#### [Work instruction]
Take each line below that has "yellow" and copy it.

#### [Records to use]
——

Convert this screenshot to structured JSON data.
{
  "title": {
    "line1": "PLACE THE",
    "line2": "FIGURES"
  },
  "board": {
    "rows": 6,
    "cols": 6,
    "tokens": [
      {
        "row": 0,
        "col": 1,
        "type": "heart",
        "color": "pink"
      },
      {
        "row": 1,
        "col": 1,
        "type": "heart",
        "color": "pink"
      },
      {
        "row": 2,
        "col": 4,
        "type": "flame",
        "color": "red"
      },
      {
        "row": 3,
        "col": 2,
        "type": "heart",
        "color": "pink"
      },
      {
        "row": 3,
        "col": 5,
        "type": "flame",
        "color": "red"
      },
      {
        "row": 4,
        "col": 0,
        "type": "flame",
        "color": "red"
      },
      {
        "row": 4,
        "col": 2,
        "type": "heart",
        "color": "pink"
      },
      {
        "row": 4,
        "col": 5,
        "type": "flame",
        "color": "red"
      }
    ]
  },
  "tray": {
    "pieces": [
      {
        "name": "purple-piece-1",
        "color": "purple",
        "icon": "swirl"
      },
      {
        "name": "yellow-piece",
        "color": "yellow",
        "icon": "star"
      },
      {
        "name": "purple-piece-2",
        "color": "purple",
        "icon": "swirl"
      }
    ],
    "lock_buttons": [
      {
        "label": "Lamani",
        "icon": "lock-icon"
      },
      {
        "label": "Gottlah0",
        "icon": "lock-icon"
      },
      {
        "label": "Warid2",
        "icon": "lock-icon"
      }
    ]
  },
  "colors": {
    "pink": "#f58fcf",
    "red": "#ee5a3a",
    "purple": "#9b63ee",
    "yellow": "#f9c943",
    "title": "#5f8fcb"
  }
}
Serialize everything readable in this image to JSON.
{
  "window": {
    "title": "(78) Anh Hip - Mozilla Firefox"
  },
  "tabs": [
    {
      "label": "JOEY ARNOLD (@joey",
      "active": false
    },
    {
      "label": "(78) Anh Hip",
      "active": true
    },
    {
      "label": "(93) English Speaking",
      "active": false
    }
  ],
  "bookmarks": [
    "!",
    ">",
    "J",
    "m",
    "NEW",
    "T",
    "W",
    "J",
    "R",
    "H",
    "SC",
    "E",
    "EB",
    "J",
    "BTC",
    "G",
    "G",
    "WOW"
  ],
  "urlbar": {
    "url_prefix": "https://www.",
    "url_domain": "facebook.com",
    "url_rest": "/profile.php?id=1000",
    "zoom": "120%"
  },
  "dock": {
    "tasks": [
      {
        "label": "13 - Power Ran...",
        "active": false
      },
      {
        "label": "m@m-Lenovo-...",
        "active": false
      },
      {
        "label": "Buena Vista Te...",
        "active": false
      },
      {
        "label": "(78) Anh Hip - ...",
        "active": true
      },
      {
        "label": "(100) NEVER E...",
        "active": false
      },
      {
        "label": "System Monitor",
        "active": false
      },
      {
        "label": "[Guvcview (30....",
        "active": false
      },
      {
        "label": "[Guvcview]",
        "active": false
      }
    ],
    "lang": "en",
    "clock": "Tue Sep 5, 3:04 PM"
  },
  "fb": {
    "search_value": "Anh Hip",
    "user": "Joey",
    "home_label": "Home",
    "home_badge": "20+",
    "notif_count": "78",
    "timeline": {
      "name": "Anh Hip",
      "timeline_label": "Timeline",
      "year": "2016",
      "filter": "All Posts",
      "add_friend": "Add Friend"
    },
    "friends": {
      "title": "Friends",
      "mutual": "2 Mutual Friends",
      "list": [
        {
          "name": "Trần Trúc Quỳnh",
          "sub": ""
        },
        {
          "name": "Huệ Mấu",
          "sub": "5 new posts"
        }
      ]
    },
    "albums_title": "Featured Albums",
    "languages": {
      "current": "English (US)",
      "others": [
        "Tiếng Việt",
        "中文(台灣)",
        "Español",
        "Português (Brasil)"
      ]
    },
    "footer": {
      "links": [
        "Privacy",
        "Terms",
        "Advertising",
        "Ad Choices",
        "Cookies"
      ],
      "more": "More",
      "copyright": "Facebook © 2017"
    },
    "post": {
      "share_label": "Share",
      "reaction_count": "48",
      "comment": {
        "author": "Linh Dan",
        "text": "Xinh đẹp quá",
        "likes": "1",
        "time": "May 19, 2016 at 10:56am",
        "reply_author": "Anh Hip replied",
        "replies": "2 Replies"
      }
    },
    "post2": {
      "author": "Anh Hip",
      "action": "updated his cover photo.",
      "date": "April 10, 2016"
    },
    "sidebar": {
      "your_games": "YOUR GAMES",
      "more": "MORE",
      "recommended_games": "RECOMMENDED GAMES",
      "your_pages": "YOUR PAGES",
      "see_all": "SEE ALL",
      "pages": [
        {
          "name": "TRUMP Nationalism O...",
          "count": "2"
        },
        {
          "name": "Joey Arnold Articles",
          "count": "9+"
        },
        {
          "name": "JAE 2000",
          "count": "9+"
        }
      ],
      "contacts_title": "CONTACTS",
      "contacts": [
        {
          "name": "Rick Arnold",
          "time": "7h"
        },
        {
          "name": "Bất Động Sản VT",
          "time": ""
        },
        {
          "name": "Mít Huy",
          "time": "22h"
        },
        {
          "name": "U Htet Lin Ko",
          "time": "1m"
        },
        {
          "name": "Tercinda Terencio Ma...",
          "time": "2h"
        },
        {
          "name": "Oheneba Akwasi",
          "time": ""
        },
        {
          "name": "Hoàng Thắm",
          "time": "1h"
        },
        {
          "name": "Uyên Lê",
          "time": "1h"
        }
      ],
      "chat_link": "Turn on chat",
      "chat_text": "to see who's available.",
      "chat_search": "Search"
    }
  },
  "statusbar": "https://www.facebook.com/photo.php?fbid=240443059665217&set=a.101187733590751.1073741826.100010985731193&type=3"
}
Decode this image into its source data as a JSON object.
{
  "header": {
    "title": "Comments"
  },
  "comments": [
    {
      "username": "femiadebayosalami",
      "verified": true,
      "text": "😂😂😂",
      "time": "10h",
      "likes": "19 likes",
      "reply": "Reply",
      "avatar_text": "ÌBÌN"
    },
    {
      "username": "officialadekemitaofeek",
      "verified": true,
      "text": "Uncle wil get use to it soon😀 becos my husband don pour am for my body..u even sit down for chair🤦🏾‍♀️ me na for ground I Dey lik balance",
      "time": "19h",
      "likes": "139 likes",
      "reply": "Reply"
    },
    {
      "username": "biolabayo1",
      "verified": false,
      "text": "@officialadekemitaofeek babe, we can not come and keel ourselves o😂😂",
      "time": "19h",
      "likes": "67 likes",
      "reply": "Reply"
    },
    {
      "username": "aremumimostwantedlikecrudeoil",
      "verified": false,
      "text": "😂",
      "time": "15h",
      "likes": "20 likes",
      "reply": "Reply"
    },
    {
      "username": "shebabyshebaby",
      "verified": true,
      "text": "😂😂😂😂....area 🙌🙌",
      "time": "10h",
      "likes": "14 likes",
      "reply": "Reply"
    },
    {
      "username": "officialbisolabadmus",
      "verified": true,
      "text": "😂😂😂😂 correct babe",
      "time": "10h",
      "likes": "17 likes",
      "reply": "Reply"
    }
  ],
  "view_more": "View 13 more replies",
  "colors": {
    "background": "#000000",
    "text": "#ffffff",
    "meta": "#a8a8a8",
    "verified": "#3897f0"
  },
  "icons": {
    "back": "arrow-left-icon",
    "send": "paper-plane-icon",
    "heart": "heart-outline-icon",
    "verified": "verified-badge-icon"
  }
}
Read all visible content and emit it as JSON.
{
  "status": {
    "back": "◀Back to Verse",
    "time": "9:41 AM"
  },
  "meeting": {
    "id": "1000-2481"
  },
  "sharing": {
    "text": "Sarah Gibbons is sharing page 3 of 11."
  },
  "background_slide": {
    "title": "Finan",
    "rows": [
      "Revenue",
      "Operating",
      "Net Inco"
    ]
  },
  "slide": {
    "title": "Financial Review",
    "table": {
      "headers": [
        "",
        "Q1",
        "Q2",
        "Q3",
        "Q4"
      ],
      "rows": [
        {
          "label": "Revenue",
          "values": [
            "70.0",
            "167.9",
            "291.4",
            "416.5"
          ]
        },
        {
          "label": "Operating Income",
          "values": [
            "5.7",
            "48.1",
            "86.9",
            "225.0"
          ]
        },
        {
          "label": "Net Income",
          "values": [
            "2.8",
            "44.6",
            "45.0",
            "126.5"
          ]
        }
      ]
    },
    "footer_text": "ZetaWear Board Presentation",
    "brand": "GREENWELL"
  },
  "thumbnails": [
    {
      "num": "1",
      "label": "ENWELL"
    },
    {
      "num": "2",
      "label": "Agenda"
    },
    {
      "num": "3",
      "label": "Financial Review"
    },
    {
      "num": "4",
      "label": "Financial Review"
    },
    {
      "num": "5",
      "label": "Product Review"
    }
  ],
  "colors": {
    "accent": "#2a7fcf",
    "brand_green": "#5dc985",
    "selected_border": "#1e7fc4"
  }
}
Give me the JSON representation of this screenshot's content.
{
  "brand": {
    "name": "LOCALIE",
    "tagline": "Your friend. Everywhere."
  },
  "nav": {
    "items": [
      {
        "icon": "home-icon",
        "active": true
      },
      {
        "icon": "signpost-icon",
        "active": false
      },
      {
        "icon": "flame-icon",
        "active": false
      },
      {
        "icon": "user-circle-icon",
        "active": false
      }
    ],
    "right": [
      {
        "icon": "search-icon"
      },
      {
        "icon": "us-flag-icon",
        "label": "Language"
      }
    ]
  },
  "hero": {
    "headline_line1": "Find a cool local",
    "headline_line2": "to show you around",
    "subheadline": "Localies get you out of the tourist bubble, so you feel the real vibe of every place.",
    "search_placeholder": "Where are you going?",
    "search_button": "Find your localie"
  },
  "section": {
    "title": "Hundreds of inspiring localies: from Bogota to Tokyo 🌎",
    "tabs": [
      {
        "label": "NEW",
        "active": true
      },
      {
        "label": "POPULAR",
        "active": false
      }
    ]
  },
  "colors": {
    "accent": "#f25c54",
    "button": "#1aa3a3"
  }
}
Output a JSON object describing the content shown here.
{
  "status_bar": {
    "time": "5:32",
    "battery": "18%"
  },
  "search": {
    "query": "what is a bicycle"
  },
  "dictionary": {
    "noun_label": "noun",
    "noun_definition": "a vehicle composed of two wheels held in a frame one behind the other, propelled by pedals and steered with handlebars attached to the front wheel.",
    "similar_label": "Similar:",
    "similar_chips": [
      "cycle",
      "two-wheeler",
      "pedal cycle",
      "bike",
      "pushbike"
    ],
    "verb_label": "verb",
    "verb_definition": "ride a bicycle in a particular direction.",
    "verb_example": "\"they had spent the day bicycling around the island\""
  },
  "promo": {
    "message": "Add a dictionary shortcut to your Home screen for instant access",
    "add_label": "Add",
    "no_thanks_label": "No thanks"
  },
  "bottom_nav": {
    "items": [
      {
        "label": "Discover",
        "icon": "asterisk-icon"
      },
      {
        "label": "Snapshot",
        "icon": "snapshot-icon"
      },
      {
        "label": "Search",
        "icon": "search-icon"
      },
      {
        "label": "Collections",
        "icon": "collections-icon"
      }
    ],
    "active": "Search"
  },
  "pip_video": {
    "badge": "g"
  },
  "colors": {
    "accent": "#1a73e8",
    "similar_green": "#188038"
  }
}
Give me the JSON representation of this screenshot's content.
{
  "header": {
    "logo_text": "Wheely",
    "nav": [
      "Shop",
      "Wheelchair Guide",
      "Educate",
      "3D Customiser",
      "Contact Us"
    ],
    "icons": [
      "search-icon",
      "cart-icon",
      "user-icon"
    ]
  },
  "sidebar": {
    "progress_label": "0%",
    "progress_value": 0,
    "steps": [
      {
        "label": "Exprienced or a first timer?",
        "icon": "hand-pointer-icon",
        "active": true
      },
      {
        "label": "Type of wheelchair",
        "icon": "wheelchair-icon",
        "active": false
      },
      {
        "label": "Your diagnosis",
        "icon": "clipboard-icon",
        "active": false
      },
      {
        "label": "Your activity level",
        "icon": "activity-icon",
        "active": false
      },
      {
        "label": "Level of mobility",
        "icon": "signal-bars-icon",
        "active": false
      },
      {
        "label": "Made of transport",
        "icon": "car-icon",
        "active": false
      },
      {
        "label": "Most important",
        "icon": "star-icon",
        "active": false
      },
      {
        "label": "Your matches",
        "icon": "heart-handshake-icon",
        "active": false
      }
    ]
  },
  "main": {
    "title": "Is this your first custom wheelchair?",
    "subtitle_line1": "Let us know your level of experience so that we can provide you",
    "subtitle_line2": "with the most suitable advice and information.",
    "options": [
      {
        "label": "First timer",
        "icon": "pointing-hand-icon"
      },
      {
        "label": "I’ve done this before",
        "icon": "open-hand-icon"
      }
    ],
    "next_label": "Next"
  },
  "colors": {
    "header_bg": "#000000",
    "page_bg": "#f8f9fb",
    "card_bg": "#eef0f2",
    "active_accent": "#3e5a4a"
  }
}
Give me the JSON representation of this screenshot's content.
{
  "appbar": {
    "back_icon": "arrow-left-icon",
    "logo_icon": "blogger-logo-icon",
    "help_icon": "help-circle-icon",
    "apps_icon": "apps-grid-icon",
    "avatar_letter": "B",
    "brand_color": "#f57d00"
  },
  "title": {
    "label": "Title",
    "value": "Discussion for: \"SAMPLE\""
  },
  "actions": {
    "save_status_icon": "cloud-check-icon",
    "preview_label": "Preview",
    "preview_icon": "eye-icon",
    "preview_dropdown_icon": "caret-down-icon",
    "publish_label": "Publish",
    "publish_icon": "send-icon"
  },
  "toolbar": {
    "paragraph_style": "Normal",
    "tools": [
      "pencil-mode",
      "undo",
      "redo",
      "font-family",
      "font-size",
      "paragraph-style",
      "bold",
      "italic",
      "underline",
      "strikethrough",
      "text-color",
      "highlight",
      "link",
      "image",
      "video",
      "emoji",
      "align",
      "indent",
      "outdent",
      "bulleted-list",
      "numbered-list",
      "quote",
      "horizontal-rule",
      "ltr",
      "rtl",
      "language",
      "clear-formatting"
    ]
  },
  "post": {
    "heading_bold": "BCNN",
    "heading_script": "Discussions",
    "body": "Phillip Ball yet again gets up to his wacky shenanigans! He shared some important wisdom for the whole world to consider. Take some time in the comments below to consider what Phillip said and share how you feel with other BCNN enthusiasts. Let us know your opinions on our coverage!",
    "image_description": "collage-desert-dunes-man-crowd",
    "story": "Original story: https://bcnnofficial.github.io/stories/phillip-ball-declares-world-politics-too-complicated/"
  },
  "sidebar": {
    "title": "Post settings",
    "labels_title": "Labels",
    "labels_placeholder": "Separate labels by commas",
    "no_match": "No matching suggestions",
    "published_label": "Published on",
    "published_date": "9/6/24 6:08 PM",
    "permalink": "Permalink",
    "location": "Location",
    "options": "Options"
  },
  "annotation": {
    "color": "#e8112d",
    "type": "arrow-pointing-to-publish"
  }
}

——

#### [Finished task]
        "name": "yellow-piece",
        "color": "yellow",
    "yellow": "#f9c943",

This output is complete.